[Entries from a dataset of interfaces]

------

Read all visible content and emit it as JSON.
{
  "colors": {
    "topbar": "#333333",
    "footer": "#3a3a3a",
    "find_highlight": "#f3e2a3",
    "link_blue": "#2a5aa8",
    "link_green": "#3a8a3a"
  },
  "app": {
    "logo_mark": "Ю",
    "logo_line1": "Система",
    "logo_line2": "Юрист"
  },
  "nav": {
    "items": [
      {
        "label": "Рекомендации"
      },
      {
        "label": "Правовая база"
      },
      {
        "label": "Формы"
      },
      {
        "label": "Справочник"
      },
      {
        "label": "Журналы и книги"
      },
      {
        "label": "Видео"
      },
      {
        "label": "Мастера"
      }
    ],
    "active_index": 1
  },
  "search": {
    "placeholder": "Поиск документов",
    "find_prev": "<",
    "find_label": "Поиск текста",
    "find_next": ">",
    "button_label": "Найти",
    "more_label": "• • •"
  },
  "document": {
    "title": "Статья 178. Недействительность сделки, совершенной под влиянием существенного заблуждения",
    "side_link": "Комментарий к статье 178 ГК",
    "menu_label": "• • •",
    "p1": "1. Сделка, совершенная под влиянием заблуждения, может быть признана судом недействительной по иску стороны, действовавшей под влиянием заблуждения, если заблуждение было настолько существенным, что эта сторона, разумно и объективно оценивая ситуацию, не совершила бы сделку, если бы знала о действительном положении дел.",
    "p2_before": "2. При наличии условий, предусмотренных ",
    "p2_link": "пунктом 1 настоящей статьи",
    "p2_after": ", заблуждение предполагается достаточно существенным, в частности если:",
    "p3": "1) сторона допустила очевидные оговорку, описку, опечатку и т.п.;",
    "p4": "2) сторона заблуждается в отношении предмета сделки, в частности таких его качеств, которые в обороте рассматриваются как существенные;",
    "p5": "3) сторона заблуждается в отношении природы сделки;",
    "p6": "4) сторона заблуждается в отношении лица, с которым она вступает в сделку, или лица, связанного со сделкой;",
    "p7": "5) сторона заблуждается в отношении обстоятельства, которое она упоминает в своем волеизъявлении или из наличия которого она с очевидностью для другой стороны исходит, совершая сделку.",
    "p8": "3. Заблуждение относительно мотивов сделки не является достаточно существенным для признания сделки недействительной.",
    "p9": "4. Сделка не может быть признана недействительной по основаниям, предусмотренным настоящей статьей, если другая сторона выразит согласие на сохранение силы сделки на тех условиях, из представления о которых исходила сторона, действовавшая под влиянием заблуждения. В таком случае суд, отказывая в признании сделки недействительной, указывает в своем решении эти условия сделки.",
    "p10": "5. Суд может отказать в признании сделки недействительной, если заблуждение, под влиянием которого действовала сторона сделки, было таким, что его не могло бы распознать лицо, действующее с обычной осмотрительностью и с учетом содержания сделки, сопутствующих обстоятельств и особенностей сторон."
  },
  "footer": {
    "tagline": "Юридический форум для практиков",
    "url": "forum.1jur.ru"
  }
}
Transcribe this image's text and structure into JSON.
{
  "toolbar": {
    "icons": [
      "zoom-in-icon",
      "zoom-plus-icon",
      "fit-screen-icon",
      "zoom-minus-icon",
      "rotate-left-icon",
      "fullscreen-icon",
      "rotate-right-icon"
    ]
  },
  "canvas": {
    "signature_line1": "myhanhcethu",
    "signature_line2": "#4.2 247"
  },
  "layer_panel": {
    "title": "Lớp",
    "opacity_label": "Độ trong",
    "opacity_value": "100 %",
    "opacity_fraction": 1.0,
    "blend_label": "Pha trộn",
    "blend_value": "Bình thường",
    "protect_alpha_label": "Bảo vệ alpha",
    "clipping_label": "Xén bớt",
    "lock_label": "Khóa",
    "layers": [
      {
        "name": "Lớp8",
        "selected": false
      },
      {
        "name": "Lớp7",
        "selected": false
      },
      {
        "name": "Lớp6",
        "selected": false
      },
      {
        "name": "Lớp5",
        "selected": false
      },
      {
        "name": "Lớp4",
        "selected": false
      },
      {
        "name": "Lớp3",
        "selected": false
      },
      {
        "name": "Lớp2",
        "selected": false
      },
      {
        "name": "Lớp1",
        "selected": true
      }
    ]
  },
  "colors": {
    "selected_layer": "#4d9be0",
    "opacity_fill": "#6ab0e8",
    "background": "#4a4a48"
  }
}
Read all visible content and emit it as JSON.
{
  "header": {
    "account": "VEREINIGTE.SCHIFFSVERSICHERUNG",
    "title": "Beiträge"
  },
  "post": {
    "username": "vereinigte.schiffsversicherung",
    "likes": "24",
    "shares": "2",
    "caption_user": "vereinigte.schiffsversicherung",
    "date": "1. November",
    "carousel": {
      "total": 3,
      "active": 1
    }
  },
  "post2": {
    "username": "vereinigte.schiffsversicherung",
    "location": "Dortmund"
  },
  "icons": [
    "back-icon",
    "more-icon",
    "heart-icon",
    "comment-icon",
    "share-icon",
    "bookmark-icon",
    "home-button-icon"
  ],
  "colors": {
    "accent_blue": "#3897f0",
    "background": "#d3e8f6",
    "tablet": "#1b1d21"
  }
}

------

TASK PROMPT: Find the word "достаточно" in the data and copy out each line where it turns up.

FINISHED TASK:
    "p2_after": ", заблуждение предполагается достаточно существенным, в частности если:",
    "p8": "3. Заблуждение относительно мотивов сделки не является достаточно существенным для признания сделки недействительной.",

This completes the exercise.